— Aim of the task —
What lines of the data below hold the string "https"? Copy each one.

Data extracted from a collection
- Opening Delimiter -

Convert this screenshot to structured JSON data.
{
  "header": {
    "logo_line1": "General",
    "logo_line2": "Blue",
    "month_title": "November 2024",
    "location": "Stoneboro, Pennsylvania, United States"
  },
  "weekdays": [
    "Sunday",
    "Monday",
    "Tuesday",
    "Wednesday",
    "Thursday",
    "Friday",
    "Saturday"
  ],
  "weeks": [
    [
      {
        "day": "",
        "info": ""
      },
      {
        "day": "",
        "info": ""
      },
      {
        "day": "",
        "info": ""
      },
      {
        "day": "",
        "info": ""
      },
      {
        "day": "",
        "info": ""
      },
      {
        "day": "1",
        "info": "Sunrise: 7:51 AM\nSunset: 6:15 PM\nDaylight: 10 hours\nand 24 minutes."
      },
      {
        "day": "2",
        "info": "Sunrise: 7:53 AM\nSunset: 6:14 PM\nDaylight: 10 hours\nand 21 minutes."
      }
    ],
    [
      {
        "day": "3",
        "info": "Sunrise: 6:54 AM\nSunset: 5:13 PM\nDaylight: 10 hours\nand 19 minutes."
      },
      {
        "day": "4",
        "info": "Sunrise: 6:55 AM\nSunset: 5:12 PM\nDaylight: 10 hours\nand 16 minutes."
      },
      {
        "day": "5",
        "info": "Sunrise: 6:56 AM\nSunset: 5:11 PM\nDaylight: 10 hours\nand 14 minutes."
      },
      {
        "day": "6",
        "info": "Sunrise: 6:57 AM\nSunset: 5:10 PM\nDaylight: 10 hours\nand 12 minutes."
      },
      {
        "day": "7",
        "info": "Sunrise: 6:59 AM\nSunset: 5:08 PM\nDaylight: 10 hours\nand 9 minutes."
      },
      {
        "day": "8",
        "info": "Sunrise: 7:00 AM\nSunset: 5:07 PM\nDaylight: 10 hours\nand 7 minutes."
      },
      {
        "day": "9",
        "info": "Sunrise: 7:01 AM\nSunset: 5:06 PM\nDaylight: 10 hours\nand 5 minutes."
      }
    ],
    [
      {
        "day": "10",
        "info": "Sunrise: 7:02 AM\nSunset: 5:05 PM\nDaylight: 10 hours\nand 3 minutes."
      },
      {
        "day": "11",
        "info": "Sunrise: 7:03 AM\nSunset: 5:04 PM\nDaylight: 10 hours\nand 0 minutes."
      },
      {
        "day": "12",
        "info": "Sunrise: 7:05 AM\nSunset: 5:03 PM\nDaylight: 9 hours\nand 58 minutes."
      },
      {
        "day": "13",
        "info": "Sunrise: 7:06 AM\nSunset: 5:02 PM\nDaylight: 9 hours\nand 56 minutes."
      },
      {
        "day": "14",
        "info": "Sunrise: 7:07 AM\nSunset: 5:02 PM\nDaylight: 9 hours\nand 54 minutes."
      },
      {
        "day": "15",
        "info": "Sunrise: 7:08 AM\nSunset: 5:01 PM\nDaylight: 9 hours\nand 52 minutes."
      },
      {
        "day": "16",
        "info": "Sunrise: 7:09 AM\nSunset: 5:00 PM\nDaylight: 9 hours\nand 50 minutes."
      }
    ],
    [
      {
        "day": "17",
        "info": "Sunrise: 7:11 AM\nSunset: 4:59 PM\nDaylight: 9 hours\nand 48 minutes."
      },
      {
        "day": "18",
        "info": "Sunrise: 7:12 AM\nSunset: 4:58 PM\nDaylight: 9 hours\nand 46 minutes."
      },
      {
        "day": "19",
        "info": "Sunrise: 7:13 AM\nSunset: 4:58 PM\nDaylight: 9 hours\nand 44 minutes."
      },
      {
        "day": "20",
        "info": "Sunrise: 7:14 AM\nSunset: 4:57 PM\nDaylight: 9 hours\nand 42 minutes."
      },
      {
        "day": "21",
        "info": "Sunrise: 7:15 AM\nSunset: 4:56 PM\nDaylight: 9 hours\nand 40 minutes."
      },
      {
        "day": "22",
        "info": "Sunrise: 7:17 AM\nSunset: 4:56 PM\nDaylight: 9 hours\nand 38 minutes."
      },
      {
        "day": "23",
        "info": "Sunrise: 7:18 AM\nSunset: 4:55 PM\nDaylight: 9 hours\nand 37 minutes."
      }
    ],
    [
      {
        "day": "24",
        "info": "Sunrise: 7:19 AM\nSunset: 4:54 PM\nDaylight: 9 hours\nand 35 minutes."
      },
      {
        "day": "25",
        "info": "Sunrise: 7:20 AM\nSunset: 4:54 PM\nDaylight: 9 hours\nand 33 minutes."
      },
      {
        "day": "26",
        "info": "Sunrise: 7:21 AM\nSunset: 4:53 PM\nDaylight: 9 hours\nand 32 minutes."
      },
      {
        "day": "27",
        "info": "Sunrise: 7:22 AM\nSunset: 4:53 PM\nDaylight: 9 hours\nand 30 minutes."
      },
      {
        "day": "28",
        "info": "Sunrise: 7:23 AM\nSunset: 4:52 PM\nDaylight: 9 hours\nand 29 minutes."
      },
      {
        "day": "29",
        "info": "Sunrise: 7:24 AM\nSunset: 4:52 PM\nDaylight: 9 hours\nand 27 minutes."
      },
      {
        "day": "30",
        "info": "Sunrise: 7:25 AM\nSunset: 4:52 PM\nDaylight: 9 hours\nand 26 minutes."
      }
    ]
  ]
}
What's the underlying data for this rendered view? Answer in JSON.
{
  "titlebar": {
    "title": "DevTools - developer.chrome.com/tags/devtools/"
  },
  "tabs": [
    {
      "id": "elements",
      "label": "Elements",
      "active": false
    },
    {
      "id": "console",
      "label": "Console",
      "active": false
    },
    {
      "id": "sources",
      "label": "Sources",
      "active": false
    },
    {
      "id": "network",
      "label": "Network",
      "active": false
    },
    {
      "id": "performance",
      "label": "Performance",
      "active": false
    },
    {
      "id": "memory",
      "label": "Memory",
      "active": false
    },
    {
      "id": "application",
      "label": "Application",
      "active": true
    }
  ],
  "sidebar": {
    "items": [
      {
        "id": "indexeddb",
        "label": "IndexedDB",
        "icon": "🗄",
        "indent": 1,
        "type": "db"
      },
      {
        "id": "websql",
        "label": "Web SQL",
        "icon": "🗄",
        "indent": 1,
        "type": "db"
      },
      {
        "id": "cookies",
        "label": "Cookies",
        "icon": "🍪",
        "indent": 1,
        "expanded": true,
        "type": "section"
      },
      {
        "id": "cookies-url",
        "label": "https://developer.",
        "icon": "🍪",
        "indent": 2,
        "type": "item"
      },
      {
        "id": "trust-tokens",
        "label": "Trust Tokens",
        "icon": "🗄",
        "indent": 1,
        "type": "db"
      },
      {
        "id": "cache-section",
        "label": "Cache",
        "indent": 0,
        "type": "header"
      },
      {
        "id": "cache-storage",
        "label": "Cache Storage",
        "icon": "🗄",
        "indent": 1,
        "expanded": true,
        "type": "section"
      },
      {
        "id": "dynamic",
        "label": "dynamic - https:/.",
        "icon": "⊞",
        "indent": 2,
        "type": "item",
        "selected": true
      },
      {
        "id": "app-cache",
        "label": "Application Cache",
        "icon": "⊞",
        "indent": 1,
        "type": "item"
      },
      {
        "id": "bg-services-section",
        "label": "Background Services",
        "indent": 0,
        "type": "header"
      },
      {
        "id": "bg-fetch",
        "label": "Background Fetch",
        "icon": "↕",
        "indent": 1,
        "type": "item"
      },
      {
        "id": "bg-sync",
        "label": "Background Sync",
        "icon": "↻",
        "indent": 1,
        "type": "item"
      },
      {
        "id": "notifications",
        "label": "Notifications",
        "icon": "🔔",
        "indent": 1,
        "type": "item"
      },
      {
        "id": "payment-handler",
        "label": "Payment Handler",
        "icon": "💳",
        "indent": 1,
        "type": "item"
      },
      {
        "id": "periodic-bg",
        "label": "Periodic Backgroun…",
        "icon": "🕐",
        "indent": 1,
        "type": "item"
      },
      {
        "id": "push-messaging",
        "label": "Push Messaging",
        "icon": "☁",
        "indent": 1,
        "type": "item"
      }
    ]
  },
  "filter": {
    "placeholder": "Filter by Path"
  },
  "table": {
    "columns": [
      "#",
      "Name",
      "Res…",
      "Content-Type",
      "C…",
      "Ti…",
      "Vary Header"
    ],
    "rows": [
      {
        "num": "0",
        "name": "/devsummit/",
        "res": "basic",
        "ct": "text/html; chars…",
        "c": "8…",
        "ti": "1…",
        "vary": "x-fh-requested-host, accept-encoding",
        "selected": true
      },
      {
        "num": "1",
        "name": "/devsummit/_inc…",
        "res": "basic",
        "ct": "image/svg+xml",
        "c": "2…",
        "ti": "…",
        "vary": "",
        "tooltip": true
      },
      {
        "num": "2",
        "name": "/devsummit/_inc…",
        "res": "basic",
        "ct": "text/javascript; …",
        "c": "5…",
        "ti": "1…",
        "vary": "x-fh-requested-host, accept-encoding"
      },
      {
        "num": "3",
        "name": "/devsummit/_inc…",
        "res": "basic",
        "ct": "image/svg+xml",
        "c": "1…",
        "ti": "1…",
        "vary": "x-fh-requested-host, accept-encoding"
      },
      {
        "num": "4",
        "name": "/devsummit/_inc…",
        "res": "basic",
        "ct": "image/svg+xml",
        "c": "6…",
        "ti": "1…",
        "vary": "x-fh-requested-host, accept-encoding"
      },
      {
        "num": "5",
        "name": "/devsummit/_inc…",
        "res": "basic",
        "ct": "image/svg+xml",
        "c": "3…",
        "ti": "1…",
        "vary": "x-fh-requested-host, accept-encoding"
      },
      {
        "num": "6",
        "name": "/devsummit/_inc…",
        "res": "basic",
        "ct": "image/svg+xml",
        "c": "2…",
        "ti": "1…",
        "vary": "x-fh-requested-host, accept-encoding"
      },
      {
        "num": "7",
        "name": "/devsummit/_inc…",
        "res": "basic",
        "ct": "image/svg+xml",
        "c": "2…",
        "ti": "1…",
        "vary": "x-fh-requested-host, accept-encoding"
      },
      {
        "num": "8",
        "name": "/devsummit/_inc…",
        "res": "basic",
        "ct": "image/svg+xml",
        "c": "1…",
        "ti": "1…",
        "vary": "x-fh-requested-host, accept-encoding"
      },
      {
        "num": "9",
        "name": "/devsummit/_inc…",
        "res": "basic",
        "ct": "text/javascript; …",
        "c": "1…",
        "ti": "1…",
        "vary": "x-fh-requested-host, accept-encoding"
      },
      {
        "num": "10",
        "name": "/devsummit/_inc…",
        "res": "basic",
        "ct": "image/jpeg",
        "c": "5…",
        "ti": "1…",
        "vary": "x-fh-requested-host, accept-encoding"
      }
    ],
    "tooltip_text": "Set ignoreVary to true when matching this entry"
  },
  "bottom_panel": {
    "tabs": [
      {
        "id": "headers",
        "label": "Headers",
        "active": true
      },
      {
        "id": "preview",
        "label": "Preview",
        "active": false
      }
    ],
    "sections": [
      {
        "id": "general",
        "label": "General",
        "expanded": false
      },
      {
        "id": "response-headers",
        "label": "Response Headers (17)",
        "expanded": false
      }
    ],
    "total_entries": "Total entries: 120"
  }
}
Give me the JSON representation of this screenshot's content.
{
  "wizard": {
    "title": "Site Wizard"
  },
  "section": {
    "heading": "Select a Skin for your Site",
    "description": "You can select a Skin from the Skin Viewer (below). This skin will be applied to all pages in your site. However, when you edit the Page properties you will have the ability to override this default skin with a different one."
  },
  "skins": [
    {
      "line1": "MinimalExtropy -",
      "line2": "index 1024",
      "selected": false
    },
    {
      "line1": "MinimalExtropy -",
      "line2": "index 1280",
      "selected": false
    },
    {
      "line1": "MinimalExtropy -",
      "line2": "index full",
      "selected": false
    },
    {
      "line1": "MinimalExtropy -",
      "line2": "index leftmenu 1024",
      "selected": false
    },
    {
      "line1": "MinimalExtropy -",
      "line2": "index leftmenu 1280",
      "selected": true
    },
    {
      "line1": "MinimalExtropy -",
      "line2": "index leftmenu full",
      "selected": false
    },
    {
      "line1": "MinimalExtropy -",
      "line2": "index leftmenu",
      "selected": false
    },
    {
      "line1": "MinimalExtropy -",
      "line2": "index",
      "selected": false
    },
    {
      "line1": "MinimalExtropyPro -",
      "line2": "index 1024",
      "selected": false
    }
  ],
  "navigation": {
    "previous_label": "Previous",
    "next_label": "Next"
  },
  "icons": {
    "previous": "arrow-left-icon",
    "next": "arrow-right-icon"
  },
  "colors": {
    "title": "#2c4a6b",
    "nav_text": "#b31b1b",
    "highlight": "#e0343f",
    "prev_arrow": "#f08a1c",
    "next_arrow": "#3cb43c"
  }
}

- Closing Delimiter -

— Exercise answer —
        "label": "https://developer.",
        "label": "dynamic - https:/.",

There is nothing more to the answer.